Records from a dataset:
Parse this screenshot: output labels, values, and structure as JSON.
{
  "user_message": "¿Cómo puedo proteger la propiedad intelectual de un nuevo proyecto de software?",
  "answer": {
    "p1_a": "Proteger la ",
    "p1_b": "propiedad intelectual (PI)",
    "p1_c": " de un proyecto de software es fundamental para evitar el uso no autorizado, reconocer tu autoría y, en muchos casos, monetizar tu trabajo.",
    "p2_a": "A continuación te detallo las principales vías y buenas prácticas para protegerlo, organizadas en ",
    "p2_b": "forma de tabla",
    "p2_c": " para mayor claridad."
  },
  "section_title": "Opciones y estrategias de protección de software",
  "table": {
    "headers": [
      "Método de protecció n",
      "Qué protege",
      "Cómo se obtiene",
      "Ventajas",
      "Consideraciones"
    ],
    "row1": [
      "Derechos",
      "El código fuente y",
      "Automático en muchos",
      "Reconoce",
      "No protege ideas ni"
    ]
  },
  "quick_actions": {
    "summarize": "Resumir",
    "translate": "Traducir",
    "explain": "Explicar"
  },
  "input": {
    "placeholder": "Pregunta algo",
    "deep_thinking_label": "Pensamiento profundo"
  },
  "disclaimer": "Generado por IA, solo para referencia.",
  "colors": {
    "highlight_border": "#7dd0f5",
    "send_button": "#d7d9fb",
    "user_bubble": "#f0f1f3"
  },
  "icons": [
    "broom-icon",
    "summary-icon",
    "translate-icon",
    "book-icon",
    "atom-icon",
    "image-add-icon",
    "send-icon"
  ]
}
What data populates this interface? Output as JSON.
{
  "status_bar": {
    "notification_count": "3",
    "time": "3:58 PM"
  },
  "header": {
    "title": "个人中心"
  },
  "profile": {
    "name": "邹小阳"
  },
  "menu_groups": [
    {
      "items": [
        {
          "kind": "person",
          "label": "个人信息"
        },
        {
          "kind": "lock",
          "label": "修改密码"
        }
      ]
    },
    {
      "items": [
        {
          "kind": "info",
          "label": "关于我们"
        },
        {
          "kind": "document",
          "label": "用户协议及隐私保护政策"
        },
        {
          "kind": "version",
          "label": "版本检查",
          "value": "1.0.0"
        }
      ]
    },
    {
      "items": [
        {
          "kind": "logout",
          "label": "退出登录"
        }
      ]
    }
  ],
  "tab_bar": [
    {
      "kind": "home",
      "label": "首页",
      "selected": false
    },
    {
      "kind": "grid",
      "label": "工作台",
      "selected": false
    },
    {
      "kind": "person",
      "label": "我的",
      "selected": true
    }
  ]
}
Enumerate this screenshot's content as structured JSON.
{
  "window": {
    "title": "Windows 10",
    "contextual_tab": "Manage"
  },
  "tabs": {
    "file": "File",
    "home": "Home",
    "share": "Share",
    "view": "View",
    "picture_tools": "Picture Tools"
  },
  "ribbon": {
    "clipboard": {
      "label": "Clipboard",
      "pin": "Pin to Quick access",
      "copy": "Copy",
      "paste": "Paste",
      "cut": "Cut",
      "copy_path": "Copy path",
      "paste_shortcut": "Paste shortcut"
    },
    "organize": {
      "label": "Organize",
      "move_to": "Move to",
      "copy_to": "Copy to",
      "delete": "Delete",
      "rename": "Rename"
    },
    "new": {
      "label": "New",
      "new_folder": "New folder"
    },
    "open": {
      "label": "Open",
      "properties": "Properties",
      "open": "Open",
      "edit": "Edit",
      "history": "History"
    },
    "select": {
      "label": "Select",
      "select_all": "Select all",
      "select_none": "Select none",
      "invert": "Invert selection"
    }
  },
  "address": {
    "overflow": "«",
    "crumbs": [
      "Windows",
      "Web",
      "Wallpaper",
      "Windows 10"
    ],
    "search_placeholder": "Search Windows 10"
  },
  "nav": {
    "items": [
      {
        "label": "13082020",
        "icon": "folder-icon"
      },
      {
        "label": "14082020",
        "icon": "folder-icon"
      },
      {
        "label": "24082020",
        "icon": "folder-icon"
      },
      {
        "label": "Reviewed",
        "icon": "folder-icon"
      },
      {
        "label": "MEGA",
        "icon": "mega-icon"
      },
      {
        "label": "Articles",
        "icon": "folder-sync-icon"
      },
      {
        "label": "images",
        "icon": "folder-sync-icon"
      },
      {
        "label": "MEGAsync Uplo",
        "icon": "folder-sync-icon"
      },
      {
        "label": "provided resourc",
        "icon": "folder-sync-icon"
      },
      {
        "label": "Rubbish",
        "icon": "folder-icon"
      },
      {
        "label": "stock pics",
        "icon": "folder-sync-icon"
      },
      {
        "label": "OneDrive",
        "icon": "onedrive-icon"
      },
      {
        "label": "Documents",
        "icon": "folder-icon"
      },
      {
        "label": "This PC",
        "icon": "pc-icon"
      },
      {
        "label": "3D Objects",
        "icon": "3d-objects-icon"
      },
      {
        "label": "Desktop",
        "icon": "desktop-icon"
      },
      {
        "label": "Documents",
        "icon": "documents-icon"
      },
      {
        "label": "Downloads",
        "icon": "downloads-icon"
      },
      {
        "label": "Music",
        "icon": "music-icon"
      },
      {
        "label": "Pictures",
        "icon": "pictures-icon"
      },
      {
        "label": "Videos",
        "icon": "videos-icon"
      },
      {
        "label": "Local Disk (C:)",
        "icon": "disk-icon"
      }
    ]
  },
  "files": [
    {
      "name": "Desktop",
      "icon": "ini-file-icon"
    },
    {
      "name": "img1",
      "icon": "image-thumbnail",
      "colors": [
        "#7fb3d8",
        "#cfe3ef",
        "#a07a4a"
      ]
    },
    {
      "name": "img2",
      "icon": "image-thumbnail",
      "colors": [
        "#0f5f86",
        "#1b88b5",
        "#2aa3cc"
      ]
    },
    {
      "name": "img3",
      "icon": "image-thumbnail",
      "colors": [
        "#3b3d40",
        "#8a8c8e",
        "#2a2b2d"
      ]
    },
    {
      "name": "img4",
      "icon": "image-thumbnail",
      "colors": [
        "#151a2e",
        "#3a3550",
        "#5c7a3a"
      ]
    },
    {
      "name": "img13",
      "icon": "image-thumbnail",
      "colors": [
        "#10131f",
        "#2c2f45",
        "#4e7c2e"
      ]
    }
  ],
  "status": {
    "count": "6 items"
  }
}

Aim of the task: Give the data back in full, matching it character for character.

Solved problem:
Parse this screenshot: output labels, values, and structure as JSON.
{
  "user_message": "¿Cómo puedo proteger la propiedad intelectual de un nuevo proyecto de software?",
  "answer": {
    "p1_a": "Proteger la ",
    "p1_b": "propiedad intelectual (PI)",
    "p1_c": " de un proyecto de software es fundamental para evitar el uso no autorizado, reconocer tu autoría y, en muchos casos, monetizar tu trabajo.",
    "p2_a": "A continuación te detallo las principales vías y buenas prácticas para protegerlo, organizadas en ",
    "p2_b": "forma de tabla",
    "p2_c": " para mayor claridad."
  },
  "section_title": "Opciones y estrategias de protección de software",
  "table": {
    "headers": [
      "Método de protecció n",
      "Qué protege",
      "Cómo se obtiene",
      "Ventajas",
      "Consideraciones"
    ],
    "row1": [
      "Derechos",
      "El código fuente y",
      "Automático en muchos",
      "Reconoce",
      "No protege ideas ni"
    ]
  },
  "quick_actions": {
    "summarize": "Resumir",
    "translate": "Traducir",
    "explain": "Explicar"
  },
  "input": {
    "placeholder": "Pregunta algo",
    "deep_thinking_label": "Pensamiento profundo"
  },
  "disclaimer": "Generado por IA, solo para referencia.",
  "colors": {
    "highlight_border": "#7dd0f5",
    "send_button": "#d7d9fb",
    "user_bubble": "#f0f1f3"
  },
  "icons": [
    "broom-icon",
    "summary-icon",
    "translate-icon",
    "book-icon",
    "atom-icon",
    "image-add-icon",
    "send-icon"
  ]
}
What data populates this interface? Output as JSON.
{
  "status_bar": {
    "notification_count": "3",
    "time": "3:58 PM"
  },
  "header": {
    "title": "个人中心"
  },
  "profile": {
    "name": "邹小阳"
  },
  "menu_groups": [
    {
      "items": [
        {
          "kind": "person",
          "label": "个人信息"
        },
        {
          "kind": "lock",
          "label": "修改密码"
        }
      ]
    },
    {
      "items": [
        {
          "kind": "info",
          "label": "关于我们"
        },
        {
          "kind": "document",
          "label": "用户协议及隐私保护政策"
        },
        {
          "kind": "version",
          "label": "版本检查",
          "value": "1.0.0"
        }
      ]
    },
    {
      "items": [
        {
          "kind": "logout",
          "label": "退出登录"
        }
      ]
    }
  ],
  "tab_bar": [
    {
      "kind": "home",
      "label": "首页",
      "selected": false
    },
    {
      "kind": "grid",
      "label": "工作台",
      "selected": false
    },
    {
      "kind": "person",
      "label": "我的",
      "selected": true
    }
  ]
}
Enumerate this screenshot's content as structured JSON.
{
  "window": {
    "title": "Windows 10",
    "contextual_tab": "Manage"
  },
  "tabs": {
    "file": "File",
    "home": "Home",
    "share": "Share",
    "view": "View",
    "picture_tools": "Picture Tools"
  },
  "ribbon": {
    "clipboard": {
      "label": "Clipboard",
      "pin": "Pin to Quick access",
      "copy": "Copy",
      "paste": "Paste",
      "cut": "Cut",
      "copy_path": "Copy path",
      "paste_shortcut": "Paste shortcut"
    },
    "organize": {
      "label": "Organize",
      "move_to": "Move to",
      "copy_to": "Copy to",
      "delete": "Delete",
      "rename": "Rename"
    },
    "new": {
      "label": "New",
      "new_folder": "New folder"
    },
    "open": {
      "label": "Open",
      "properties": "Properties",
      "open": "Open",
      "edit": "Edit",
      "history": "History"
    },
    "select": {
      "label": "Select",
      "select_all": "Select all",
      "select_none": "Select none",
      "invert": "Invert selection"
    }
  },
  "address": {
    "overflow": "«",
    "crumbs": [
      "Windows",
      "Web",
      "Wallpaper",
      "Windows 10"
    ],
    "search_placeholder": "Search Windows 10"
  },
  "nav": {
    "items": [
      {
        "label": "13082020",
        "icon": "folder-icon"
      },
      {
        "label": "14082020",
        "icon": "folder-icon"
      },
      {
        "label": "24082020",
        "icon": "folder-icon"
      },
      {
        "label": "Reviewed",
        "icon": "folder-icon"
      },
      {
        "label": "MEGA",
        "icon": "mega-icon"
      },
      {
        "label": "Articles",
        "icon": "folder-sync-icon"
      },
      {
        "label": "images",
        "icon": "folder-sync-icon"
      },
      {
        "label": "MEGAsync Uplo",
        "icon": "folder-sync-icon"
      },
      {
        "label": "provided resourc",
        "icon": "folder-sync-icon"
      },
      {
        "label": "Rubbish",
        "icon": "folder-icon"
      },
      {
        "label": "stock pics",
        "icon": "folder-sync-icon"
      },
      {
        "label": "OneDrive",
        "icon": "onedrive-icon"
      },
      {
        "label": "Documents",
        "icon": "folder-icon"
      },
      {
        "label": "This PC",
        "icon": "pc-icon"
      },
      {
        "label": "3D Objects",
        "icon": "3d-objects-icon"
      },
      {
        "label": "Desktop",
        "icon": "desktop-icon"
      },
      {
        "label": "Documents",
        "icon": "documents-icon"
      },
      {
        "label": "Downloads",
        "icon": "downloads-icon"
      },
      {
        "label": "Music",
        "icon": "music-icon"
      },
      {
        "label": "Pictures",
        "icon": "pictures-icon"
      },
      {
        "label": "Videos",
        "icon": "videos-icon"
      },
      {
        "label": "Local Disk (C:)",
        "icon": "disk-icon"
      }
    ]
  },
  "files": [
    {
      "name": "Desktop",
      "icon": "ini-file-icon"
    },
    {
      "name": "img1",
      "icon": "image-thumbnail",
      "colors": [
        "#7fb3d8",
        "#cfe3ef",
        "#a07a4a"
      ]
    },
    {
      "name": "img2",
      "icon": "image-thumbnail",
      "colors": [
        "#0f5f86",
        "#1b88b5",
        "#2aa3cc"
      ]
    },
    {
      "name": "img3",
      "icon": "image-thumbnail",
      "colors": [
        "#3b3d40",
        "#8a8c8e",
        "#2a2b2d"
      ]
    },
    {
      "name": "img4",
      "icon": "image-thumbnail",
      "colors": [
        "#151a2e",
        "#3a3550",
        "#5c7a3a"
      ]
    },
    {
      "name": "img13",
      "icon": "image-thumbnail",
      "colors": [
        "#10131f",
        "#2c2f45",
        "#4e7c2e"
      ]
    }
  ],
  "status": {
    "count": "6 items"
  }
}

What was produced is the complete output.